In the tradition of the two other "Found Books" posts I'd like to take a moment to feature three of the books they've brought back this year. One of them I reviewed a few weeks ago.
Incidentally I'm looking at two others currently and will post a full review of them somewhere down the line. What can I say? NYRB Classics are like cookies and milk to me.
The Lonely Passion Of Judith Hearne by Brian Moore. Afterword by Mary Gordon. NYRB Classics. Trade paperback. ISBN: 9781590173497. 240 pps. $14.95.
From the NYRB Classics website...
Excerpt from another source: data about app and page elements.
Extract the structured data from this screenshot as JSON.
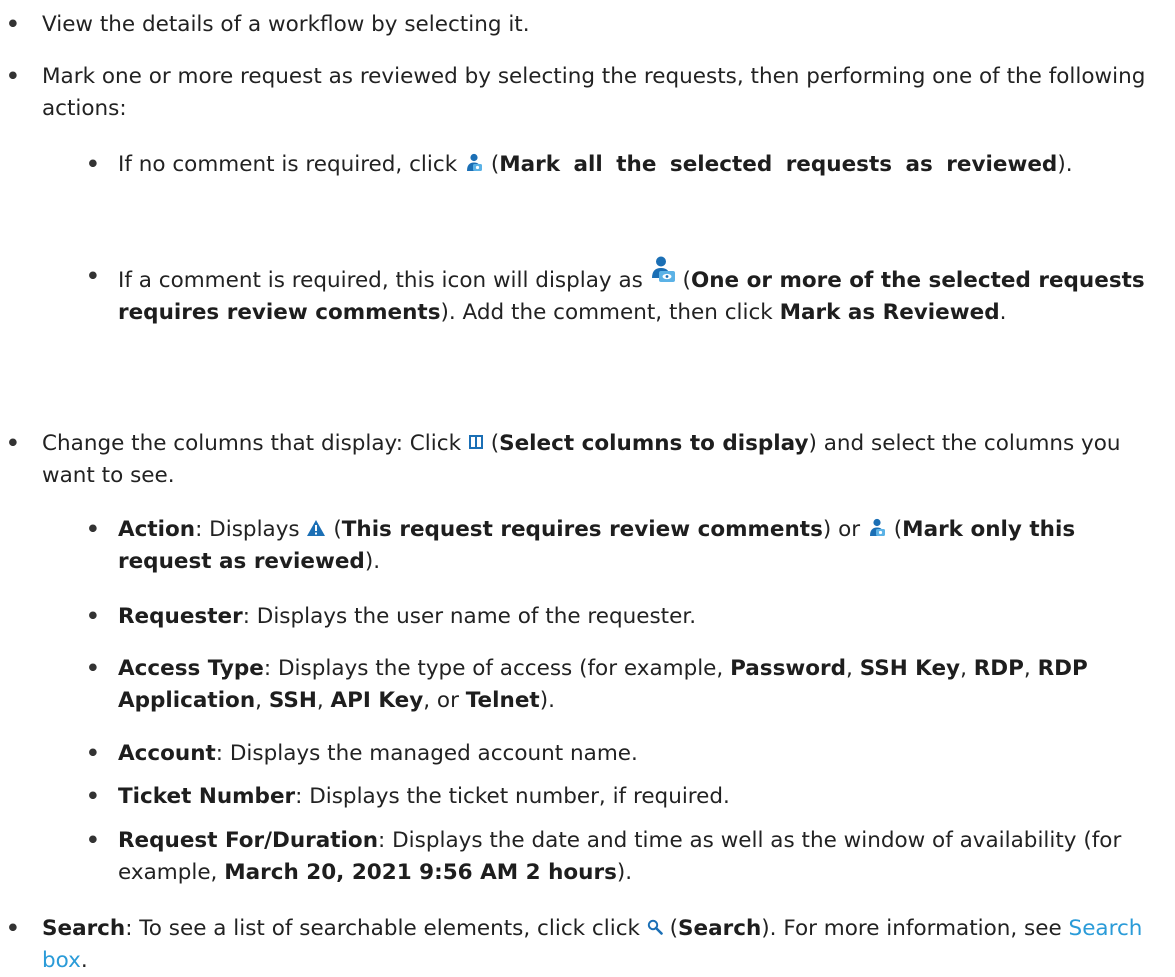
{
  "bullet_char": "•",
  "items": {
    "view": {
      "text": "View the details of a workflow by selecting it."
    },
    "mark": {
      "text": "Mark one or more request as reviewed by selecting the requests, then performing one of the following actions:",
      "no_comment": {
        "pre": "If no comment is required, click ",
        "open": " (",
        "bold": "Mark all the selected requests as reviewed",
        "close": ")."
      },
      "comment_required": {
        "pre": "If a comment is required, this icon will display as ",
        "open": " (",
        "bold": "One or more of the selected requests requires review comments",
        "mid": "). Add the comment, then click ",
        "bold2": "Mark as Reviewed",
        "end": "."
      }
    },
    "columns": {
      "pre": "Change the columns that display: Click ",
      "open": " (",
      "bold": "Select columns to display",
      "post": ") and select the columns you want to see.",
      "action": {
        "label": "Action",
        "pre": ": Displays ",
        "open": " (",
        "bold": "This request requires review comments",
        "or": ") or ",
        "open2": " (",
        "bold2": "Mark only this request as reviewed",
        "end": ")."
      },
      "requester": {
        "label": "Requester",
        "text": ": Displays the user name of the requester."
      },
      "access_type": {
        "label": "Access Type",
        "text": ": Displays the type of access (for example, ",
        "values": [
          "Password",
          "SSH Key",
          "RDP",
          "RDP Application",
          "SSH",
          "API Key"
        ],
        "sep": ", ",
        "or": ", or ",
        "last": "Telnet",
        "end": ")."
      },
      "account": {
        "label": "Account",
        "text": ": Displays the managed account name."
      },
      "ticket": {
        "label": "Ticket Number",
        "text": ": Displays the ticket number, if required."
      },
      "request_for": {
        "label": "Request For/Duration",
        "text": ": Displays the date and time as well as the window of availability (for example, ",
        "example": "March 20, 2021 9:56 AM 2 hours",
        "end": ")."
      }
    },
    "search": {
      "label": "Search",
      "pre": ": To see a list of searchable elements, click click ",
      "open": " (",
      "bold": "Search",
      "post": "). For more information, see ",
      "link": "Search box",
      "end": "."
    }
  },
  "icons": {
    "reviewer": "person-reviewed-icon",
    "reviewer_comment": "person-comment-required-icon",
    "columns": "select-columns-icon",
    "warning": "warning-triangle-icon",
    "search": "magnifier-icon"
  },
  "colors": {
    "text": "#222222",
    "link": "#2a9bd8",
    "icon_blue": "#1b6fb5",
    "icon_light_blue": "#5bb2e6"
  }
}
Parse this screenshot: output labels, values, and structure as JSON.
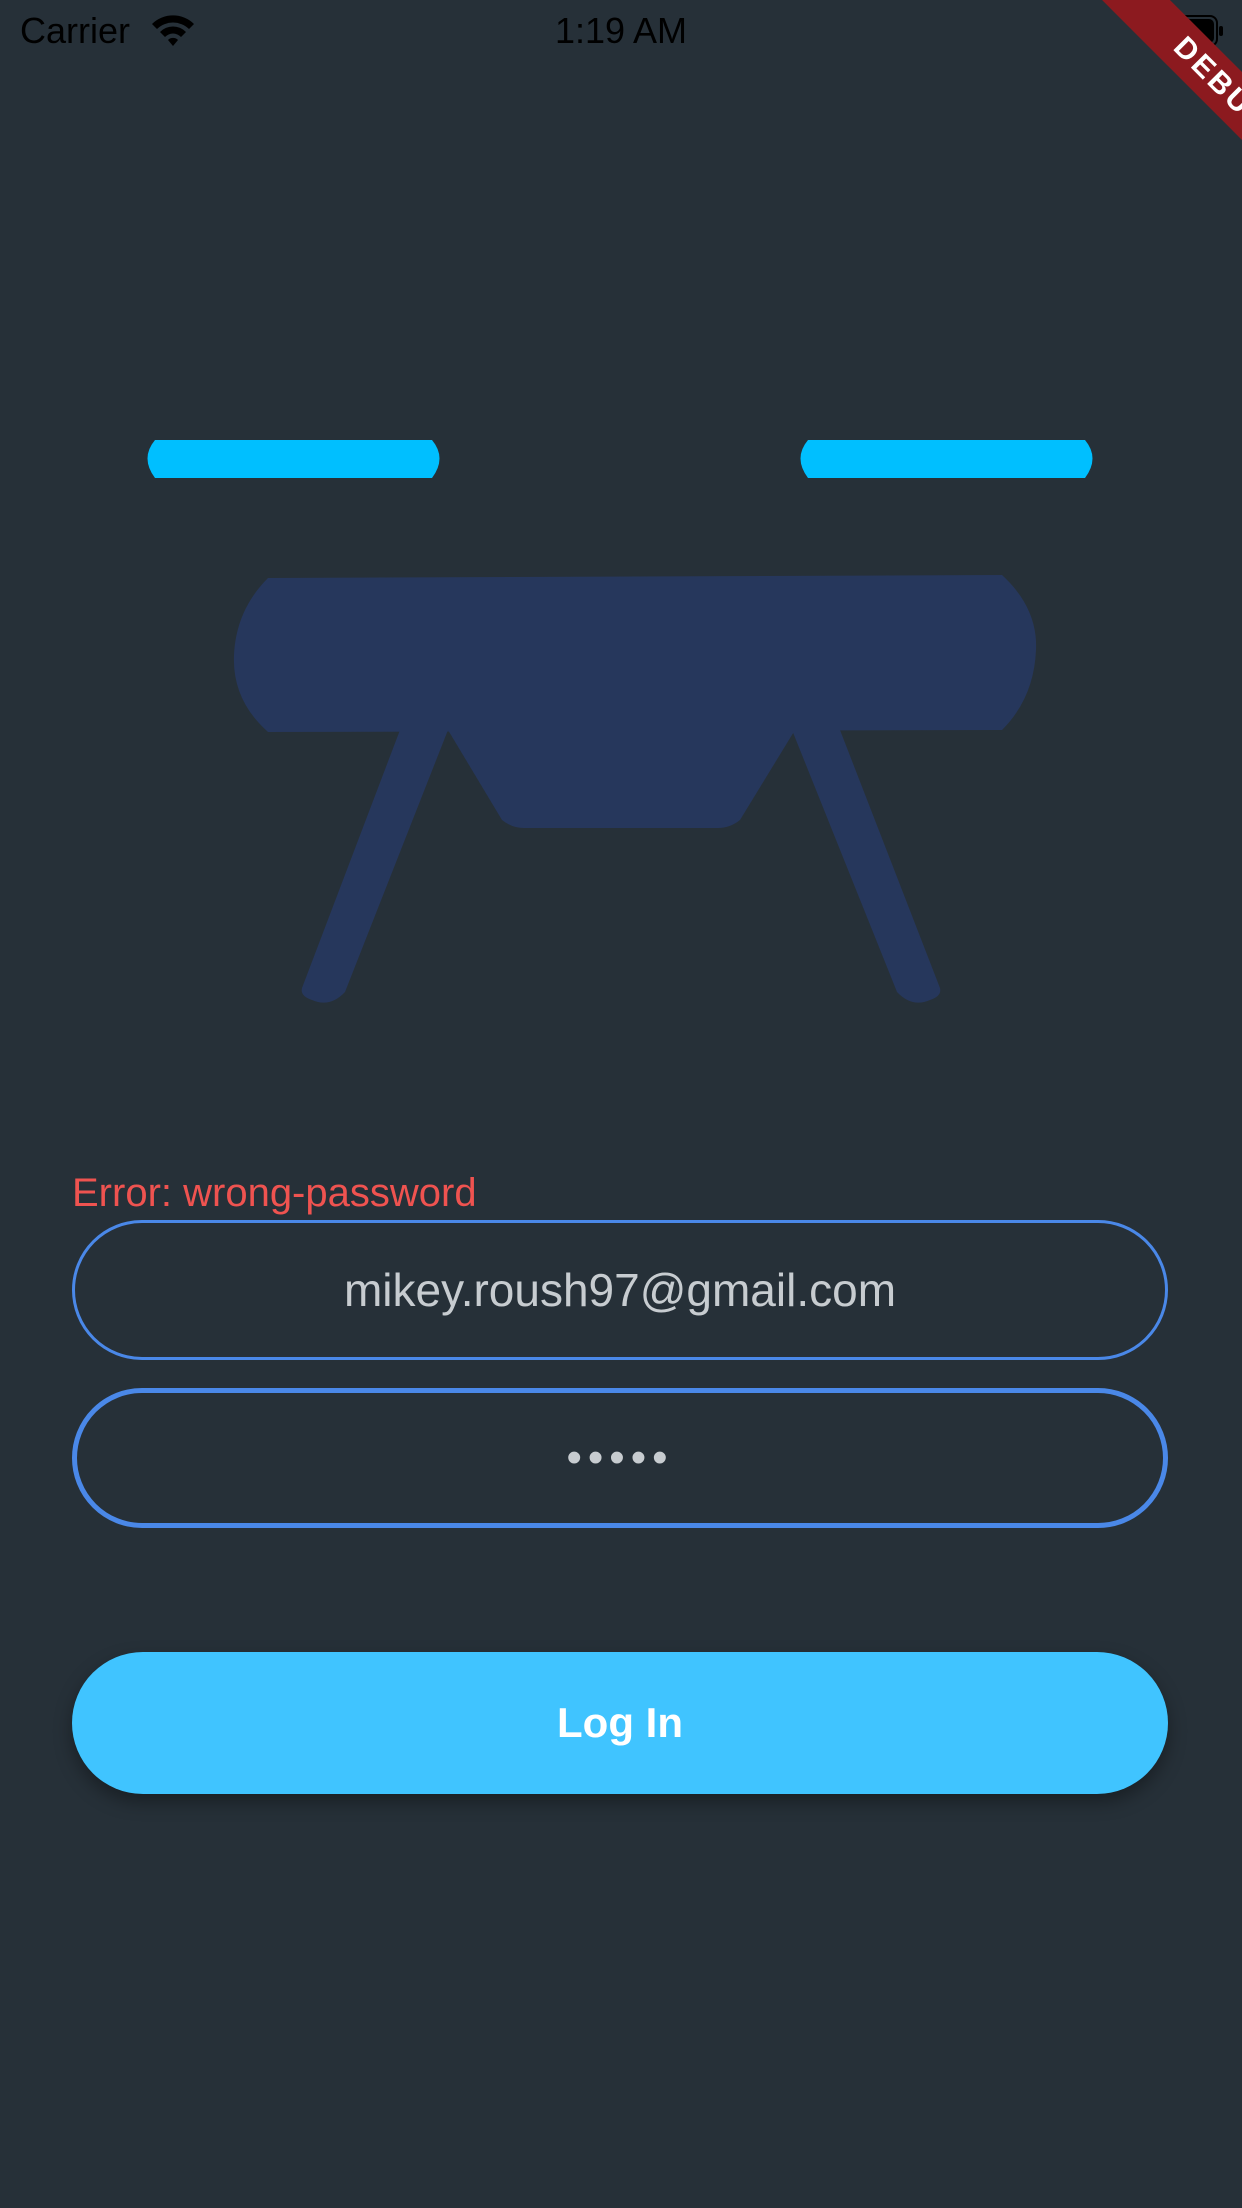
{
  "status_bar": {
    "carrier": "Carrier",
    "time": "1:19 AM"
  },
  "debug_banner": {
    "label": "DEBUG"
  },
  "login": {
    "error": "Error: wrong-password",
    "email_value": "mikey.roush97@gmail.com",
    "password_value": "•••••",
    "login_label": "Log In"
  },
  "colors": {
    "background": "#263038",
    "accent": "#40c4ff",
    "drone_body": "#26375c",
    "propeller": "#00bfff",
    "field_border": "#4a88e8",
    "error": "#ef5350"
  }
}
The Lonely Passion of Judith Hearne is an unflinching and deeply sympathetic portrait of a woman destroyed by self and circumstance. First published in 1955, it marked Brian Moore as a major figure in English literature (he would go on to be short-listed three times for the Booker Prize) and established him as an astute chronicler of the human soul.
Judith Hearne is an unmarried woman of a certain age who has come down in society. She has few skills and is full of the prejudices and pieties of her genteel Belfast upbringing. But Judith has a secret life. And she is just one heartbreak away from revealing it to the world.
Nightmare Alley by William Lindsay Gresham. Introduction by Nick Tosches. Fiction. New York Review Of Books. Trade Paperback. 275 pps. ISBN: 9781590173480. $14.95.
From the May 10th Front List / Back List...
When he was found in his empty apartment he had a suit on and in his pocket he carried business cards that at the four corners read: NO ADDRESS, NO PHONE, NO BUSINESS, NO MONEY and in the center: RETIRED. It was September of 1962. Nightmare Alley, Gresham's biggest critical and monetary success, was utterly out-of-print.
Nightmare Alley is about crime and dilemma, guilt and madness, and pulls you in like the mark that you are. It is a novel about the fast-talking, quick misdirection of carnivals. It is about sexual obsession, murder and above all else, alcoholism.
It has also lived a largely underground existence. When Gresham died, no paper carried the story except the New York Post. The bridge columnist mentioned his passing. It seems the cards at least honored the man they apparently condemned.
The label of cult classic was seemingly the novel's fate. That is until 2010 when New York Review Of Books did what they do and brought it back to life, replete with insightful Foreword by Nick Tosches. This is not a book that should be underground. This is one for the 20th century's "best" lists.
The Murderess by Alexandros Papadiamantis. Translated from the Greek by Peter Levi. Fiction. NYRB Classics. Trade paperback. ISBN: 9781590173503. 144 pps. $12.95.
From the NYRB Classics website...
The Murderess is a bone-chilling tale of crime and punishment with the dark beauty of a backwoods ballad. Set on the dirt-poor Aegean island of Skiathos, it is the story of Hadoula, an old woman living on the margins of society and at the outer limits of respectability. Hadoula knows about herbs and their hidden properties, and women come to her when they need help. She knows women’s secrets and she knows the misery of their lives, and as the book begins, she is trying to stop her new-born granddaughter from crying so that her daughter can at last get a little sleep. She rocks the baby and rocks her and then the terrible truth hits her: there’s nothing worse than being born a woman, and there’s something that she, Hadoula, can do about that.
Peter Levi’s matchless translation of Alexandros Papadiamantis’s astonishing novella captures the excitement and haunting poetry of the original Greek.